What you need to do:
Below are some entries; state how many of their lines include the word "JSON" and give no more than that number.
• • • • •
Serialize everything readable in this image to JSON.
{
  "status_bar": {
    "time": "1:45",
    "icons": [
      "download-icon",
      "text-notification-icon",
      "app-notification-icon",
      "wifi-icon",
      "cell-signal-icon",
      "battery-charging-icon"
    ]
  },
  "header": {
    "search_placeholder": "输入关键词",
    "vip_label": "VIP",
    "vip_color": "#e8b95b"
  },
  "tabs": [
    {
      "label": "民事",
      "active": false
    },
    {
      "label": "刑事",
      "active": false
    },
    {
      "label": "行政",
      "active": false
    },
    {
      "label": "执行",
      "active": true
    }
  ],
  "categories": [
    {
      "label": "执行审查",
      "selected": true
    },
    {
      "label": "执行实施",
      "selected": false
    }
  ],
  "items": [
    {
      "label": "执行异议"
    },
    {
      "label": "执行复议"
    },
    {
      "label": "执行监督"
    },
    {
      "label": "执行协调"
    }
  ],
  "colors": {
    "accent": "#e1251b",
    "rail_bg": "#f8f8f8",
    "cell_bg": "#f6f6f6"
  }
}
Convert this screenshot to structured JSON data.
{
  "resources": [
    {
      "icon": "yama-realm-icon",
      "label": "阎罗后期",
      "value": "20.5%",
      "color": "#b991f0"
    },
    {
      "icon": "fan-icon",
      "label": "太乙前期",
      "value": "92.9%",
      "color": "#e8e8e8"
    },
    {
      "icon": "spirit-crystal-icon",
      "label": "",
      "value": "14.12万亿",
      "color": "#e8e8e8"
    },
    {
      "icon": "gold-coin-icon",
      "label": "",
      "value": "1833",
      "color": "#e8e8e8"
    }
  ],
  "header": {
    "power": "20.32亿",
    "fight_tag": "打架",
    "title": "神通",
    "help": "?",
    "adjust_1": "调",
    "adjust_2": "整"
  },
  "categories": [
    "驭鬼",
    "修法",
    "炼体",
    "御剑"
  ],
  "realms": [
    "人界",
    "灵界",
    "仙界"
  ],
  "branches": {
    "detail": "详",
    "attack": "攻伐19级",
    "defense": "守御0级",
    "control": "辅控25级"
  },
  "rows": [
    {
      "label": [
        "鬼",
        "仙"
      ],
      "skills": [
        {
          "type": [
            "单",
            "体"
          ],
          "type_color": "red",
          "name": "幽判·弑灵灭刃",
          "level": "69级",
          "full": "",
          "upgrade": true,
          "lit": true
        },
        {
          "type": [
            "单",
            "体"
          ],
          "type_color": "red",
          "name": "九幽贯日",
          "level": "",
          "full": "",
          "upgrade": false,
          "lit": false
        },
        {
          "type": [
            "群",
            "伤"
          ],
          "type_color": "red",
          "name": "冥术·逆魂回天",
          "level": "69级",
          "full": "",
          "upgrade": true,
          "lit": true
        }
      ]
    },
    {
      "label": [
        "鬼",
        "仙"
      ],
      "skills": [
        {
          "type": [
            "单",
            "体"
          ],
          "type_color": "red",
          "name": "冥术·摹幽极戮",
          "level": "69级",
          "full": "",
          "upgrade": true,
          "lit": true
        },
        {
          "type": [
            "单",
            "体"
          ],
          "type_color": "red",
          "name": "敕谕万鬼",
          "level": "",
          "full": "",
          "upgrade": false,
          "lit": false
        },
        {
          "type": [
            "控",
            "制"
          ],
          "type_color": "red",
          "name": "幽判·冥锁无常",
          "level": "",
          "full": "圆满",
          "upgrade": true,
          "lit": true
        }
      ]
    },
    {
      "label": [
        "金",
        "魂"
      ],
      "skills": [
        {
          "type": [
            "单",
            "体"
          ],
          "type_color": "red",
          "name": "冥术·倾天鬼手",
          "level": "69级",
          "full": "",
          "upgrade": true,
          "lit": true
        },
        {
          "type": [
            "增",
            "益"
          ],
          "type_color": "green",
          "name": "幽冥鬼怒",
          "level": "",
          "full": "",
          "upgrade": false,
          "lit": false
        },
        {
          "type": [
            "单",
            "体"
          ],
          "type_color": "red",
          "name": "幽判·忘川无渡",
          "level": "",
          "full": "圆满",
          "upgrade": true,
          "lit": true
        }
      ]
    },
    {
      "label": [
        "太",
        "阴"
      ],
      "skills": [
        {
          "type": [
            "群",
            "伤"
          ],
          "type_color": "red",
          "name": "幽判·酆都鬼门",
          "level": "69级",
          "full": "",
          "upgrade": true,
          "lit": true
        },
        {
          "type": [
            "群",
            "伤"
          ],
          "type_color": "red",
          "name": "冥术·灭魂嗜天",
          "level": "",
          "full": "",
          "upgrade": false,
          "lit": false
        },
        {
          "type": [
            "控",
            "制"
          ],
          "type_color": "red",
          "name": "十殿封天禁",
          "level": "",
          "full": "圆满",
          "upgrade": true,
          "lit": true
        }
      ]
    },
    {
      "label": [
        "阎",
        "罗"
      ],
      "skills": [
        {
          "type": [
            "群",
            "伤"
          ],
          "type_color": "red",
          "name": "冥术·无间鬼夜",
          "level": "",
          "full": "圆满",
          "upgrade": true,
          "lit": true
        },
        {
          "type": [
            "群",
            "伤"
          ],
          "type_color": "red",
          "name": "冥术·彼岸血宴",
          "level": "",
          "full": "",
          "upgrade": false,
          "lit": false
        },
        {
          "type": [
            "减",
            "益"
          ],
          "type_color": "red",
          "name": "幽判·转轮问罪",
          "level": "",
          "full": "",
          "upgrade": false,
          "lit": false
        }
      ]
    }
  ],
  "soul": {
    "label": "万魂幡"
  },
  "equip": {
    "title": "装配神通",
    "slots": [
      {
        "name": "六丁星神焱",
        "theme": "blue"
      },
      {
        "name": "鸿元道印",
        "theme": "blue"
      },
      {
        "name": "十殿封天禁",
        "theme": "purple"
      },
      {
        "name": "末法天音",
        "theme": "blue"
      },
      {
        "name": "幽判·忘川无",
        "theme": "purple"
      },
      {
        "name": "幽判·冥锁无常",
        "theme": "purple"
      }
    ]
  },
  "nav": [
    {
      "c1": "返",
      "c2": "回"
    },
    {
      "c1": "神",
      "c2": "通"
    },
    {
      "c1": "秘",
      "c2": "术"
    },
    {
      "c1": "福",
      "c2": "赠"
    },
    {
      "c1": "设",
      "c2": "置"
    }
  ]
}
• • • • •
Solution for this exercise:
2